Your instructions - Find the word "Budget" in the material below and gather every line that contains it.

Excerpted records -
--
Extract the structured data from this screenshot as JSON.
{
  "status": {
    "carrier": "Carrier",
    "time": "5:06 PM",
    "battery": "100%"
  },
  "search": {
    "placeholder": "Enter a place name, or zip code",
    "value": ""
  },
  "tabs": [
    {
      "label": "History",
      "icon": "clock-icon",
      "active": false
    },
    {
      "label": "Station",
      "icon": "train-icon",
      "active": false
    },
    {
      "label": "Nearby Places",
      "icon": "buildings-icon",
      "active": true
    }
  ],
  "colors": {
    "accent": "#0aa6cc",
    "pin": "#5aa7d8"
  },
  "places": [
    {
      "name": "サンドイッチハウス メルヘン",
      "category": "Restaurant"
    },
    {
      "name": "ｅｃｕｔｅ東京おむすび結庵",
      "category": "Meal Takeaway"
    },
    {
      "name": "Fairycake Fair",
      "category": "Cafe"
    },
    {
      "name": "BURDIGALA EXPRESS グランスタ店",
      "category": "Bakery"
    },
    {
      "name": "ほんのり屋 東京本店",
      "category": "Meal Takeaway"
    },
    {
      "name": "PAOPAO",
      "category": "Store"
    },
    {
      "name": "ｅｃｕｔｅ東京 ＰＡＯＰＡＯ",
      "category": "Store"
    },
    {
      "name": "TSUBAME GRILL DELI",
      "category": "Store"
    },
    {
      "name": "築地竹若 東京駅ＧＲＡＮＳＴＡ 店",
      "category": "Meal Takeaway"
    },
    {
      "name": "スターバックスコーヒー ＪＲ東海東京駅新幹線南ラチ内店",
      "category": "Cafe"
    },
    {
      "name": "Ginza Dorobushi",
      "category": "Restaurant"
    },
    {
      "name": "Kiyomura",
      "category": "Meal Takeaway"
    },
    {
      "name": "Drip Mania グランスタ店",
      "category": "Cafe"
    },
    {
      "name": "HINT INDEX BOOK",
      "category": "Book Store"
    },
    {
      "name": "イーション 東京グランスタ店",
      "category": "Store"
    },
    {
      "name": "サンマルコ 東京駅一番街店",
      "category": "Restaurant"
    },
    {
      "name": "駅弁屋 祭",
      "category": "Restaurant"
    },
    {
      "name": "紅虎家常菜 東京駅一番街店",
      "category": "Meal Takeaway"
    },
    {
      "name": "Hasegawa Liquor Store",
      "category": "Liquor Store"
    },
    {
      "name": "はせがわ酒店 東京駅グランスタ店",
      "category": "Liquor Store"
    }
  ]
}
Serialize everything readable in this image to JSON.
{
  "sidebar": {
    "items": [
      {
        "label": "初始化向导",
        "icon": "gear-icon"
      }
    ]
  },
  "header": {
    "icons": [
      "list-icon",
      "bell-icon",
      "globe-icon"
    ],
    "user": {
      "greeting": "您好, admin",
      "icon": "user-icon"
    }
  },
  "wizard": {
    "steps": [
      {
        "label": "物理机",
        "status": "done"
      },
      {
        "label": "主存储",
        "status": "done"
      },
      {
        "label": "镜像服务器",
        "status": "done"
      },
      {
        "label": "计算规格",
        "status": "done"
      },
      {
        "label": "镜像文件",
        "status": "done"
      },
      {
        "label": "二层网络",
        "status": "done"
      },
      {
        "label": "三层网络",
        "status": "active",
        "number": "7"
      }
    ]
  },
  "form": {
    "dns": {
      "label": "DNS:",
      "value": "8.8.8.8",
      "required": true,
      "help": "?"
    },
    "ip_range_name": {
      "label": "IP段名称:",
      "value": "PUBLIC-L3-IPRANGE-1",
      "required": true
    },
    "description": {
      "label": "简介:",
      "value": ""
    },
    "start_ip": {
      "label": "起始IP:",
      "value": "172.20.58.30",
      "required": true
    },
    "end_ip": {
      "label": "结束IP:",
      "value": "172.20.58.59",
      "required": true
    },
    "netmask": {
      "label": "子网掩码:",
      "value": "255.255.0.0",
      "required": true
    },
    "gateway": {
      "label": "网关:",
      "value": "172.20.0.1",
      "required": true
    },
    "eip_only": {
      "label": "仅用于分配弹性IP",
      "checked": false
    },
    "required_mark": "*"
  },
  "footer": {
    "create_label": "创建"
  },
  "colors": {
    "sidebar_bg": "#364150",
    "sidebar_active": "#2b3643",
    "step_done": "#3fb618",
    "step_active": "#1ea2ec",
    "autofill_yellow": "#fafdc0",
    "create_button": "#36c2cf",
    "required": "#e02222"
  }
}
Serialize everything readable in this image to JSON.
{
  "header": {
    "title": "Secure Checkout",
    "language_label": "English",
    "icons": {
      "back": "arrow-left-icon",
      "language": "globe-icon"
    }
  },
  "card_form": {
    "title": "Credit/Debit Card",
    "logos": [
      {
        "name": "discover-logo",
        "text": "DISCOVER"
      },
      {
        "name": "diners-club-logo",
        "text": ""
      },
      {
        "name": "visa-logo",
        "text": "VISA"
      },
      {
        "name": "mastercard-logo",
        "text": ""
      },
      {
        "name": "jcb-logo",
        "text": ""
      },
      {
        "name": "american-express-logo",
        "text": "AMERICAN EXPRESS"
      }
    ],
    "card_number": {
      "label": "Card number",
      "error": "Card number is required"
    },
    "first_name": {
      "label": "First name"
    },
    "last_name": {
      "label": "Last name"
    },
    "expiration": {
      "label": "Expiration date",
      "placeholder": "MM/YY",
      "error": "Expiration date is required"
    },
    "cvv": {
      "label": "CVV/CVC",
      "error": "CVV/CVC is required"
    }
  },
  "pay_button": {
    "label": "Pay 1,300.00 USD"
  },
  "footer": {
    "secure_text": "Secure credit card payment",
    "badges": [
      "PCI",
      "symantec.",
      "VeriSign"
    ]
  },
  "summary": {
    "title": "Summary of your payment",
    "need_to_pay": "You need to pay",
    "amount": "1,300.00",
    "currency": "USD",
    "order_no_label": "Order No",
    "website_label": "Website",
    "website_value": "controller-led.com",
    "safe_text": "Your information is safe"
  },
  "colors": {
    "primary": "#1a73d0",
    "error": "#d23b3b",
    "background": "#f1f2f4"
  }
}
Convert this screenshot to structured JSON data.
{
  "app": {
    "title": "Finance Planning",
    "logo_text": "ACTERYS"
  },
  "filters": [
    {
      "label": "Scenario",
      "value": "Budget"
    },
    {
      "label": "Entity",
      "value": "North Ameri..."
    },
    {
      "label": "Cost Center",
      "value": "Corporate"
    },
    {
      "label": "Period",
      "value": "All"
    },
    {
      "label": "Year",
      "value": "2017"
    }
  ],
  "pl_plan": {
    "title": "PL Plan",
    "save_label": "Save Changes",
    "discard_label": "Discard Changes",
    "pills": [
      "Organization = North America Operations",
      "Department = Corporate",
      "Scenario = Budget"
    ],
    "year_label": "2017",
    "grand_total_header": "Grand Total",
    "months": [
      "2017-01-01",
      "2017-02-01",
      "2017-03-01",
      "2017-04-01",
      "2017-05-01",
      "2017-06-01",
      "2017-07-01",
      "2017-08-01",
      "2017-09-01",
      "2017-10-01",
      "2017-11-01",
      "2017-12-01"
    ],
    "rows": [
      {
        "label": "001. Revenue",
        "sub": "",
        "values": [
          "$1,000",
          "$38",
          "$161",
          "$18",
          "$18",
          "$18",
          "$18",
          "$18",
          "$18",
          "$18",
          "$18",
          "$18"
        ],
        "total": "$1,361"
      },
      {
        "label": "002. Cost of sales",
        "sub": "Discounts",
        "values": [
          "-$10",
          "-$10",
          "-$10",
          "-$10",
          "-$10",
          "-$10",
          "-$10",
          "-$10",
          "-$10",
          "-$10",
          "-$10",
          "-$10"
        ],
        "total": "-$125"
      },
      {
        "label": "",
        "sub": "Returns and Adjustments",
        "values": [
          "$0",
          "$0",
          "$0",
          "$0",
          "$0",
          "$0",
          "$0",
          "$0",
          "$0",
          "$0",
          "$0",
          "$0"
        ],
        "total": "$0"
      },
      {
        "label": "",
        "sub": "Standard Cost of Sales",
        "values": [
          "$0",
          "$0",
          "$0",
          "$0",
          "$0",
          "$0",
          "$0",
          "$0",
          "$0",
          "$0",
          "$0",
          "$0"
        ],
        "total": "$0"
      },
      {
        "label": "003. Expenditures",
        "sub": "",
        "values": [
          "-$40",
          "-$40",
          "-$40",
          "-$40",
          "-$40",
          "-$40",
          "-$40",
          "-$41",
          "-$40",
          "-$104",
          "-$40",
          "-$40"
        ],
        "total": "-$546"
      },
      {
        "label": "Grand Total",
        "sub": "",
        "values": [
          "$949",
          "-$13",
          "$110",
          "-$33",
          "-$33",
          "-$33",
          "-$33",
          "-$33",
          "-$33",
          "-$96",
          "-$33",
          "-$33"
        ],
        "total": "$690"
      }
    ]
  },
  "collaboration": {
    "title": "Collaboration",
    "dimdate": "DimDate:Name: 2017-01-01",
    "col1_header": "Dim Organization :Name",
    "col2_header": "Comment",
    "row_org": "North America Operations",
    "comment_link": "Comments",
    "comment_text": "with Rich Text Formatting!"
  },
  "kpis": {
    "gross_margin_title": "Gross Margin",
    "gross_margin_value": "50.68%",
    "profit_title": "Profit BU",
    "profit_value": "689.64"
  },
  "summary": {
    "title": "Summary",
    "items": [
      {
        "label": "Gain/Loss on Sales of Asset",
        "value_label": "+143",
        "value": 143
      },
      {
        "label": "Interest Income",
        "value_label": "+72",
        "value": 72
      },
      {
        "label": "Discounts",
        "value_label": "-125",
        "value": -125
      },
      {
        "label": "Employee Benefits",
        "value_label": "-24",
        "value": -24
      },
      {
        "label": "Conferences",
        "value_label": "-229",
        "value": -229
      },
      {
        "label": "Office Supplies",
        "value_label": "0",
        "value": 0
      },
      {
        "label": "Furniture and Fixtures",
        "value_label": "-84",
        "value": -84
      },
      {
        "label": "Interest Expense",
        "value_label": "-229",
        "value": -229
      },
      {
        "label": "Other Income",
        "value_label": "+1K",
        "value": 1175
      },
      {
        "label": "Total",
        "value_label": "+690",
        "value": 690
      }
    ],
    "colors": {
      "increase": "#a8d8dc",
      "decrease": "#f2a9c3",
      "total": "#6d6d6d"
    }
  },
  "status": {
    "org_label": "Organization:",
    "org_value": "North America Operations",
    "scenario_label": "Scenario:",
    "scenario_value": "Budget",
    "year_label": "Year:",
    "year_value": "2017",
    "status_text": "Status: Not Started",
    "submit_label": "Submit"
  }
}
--
Written response -
      "value": "Budget"
      "Scenario = Budget"
    "scenario_value": "Budget",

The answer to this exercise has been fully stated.